In a presentation at a ski resort in Squaw Valley, Calif., GoPro emphasized features that make the cameras simpler to use than previous models.
The same principle applies to the $799 drone, called Karma, which folds to fit into a backpack. GoPro cameras attach to the drone via a "stabilization" arm.
"The whole experience, for the first time, across the board, GoPro is easy," Chief Executive Nick Woodman said at the event.
Much is riding on the new products: Mr. Woodman said in July that he expects GoPro to swing back into the black with the two launches, pegged to arrive in time for the holiday shopping season.
Sales have plummeted by nearly half in recent quarters after the flop last year of its first everyman camera, the Hero 4 Session. In addition, GoPro is challenged by the increasing quality and ubiquity of smartphone cameras, such as the new dual camera on Apple Inc.'s iPhone 7 Plus.
In July, GoPro logged a quarterly loss of $91.8 million, its third consecutive loss.
Shares of GoPro, down 70% since the launch of the Session in July 2015, rose nearly 17% over the past three trading days on anticipation of the new products. Shortly after the launch Monday, shares were trading up as much as 6%.
GoPro initially set the Session's price too high last year, it said, and admitted the software was too difficult to use. As a result, it didn't reach the broader audience it was intended to attract.
The company has had a year to address those ails. GoPro has resolved some of the kinks that had made their cameras difficult to use, such as uploading photos and videos. The two new cameras automatically upload content to the cloud when plugged in. Editing software syncs images to music.
GoPro has priced the two cameras $100 apart, a differentiation the company missed last year when it introduced the entry-level Hero 4 Session at the same price as its flagship camera.
The Karma drone, meanwhile, has been on GoPro's horizon for a long time. GoPro delayed the launch of the drone from the first half of the year to "fine-tune" some of its features, Mr. Woodman said in May.

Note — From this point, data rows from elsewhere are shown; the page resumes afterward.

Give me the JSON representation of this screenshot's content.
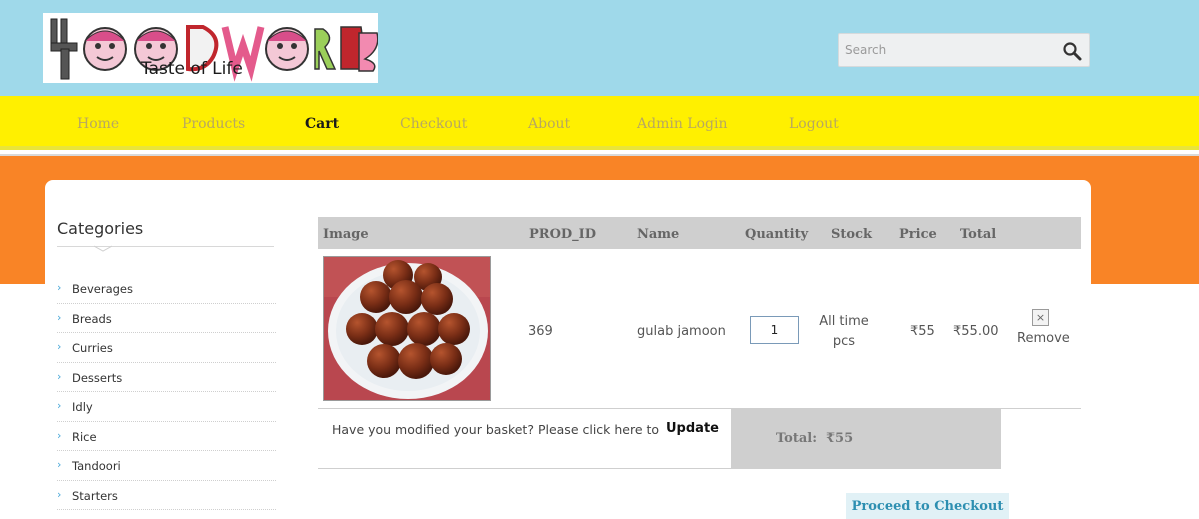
{
  "header": {
    "logo_alt": "FoodWorld",
    "tagline": "Taste of Life",
    "search": {
      "placeholder": "Search",
      "icon": "search-icon"
    }
  },
  "nav": {
    "items": [
      {
        "label": "Home"
      },
      {
        "label": "Products"
      },
      {
        "label": "Cart",
        "active": true
      },
      {
        "label": "Checkout"
      },
      {
        "label": "About"
      },
      {
        "label": "Admin Login"
      },
      {
        "label": "Logout"
      }
    ]
  },
  "sidebar": {
    "title": "Categories",
    "items": [
      {
        "label": "Beverages"
      },
      {
        "label": "Breads"
      },
      {
        "label": "Curries"
      },
      {
        "label": "Desserts"
      },
      {
        "label": "Idly"
      },
      {
        "label": "Rice"
      },
      {
        "label": "Tandoori"
      },
      {
        "label": "Starters"
      }
    ]
  },
  "cart": {
    "columns": {
      "image": "Image",
      "prod_id": "PROD_ID",
      "name": "Name",
      "quantity": "Quantity",
      "stock": "Stock",
      "price": "Price",
      "total": "Total"
    },
    "row": {
      "prod_id": "369",
      "name": "gulab jamoon",
      "quantity": "1",
      "stock": "All time\npcs",
      "price": "₹55",
      "total": "₹55.00",
      "remove_icon": "×",
      "remove_label": "Remove"
    },
    "basket_prompt": "Have you modified your basket? Please click here to",
    "update_label": "Update",
    "total_label": "Total:",
    "total_value": "₹55",
    "checkout_label": "Proceed to Checkout"
  },
  "colors": {
    "header_bg": "#9fd9ea",
    "nav_bg": "#fff000",
    "band_bg": "#f98426",
    "table_head_bg": "#cfcfcf",
    "checkout_text": "#2d8fb1"
  }
}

Despite the drone's long product development, investors are uncertain how much it will contribute to GoPro's bottom line. "Ultimate Karma demand remains uncertain," Brad Erickson, of Pacific Crest Securities, wrote in July.
Write to Georgia Wells at Georgia.Wells@wsj.com